*** DATA EXTRACT Section Begins ***

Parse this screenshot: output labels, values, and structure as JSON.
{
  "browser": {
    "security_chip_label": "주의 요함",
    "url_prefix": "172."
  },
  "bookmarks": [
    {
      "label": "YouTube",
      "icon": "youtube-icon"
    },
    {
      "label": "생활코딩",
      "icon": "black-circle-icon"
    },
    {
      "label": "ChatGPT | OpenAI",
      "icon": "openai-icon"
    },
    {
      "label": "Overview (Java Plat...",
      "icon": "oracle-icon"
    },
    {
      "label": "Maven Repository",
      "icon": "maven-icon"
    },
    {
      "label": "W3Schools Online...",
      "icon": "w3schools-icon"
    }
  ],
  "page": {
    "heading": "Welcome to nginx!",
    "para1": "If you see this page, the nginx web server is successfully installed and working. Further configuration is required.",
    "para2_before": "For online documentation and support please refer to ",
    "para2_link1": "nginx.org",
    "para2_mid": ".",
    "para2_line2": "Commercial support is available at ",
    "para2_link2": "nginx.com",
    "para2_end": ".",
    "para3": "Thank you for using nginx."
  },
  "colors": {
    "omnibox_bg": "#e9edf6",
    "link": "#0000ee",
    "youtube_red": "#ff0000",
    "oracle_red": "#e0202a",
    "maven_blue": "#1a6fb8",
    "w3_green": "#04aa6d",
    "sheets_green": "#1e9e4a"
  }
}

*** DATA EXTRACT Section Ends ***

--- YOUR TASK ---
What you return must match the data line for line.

--- EXERCISE ANSWER ---
Parse this screenshot: output labels, values, and structure as JSON.
{
  "browser": {
    "security_chip_label": "주의 요함",
    "url_prefix": "172."
  },
  "bookmarks": [
    {
      "label": "YouTube",
      "icon": "youtube-icon"
    },
    {
      "label": "생활코딩",
      "icon": "black-circle-icon"
    },
    {
      "label": "ChatGPT | OpenAI",
      "icon": "openai-icon"
    },
    {
      "label": "Overview (Java Plat...",
      "icon": "oracle-icon"
    },
    {
      "label": "Maven Repository",
      "icon": "maven-icon"
    },
    {
      "label": "W3Schools Online...",
      "icon": "w3schools-icon"
    }
  ],
  "page": {
    "heading": "Welcome to nginx!",
    "para1": "If you see this page, the nginx web server is successfully installed and working. Further configuration is required.",
    "para2_before": "For online documentation and support please refer to ",
    "para2_link1": "nginx.org",
    "para2_mid": ".",
    "para2_line2": "Commercial support is available at ",
    "para2_link2": "nginx.com",
    "para2_end": ".",
    "para3": "Thank you for using nginx."
  },
  "colors": {
    "omnibox_bg": "#e9edf6",
    "link": "#0000ee",
    "youtube_red": "#ff0000",
    "oracle_red": "#e0202a",
    "maven_blue": "#1a6fb8",
    "w3_green": "#04aa6d",
    "sheets_green": "#1e9e4a"
  }
}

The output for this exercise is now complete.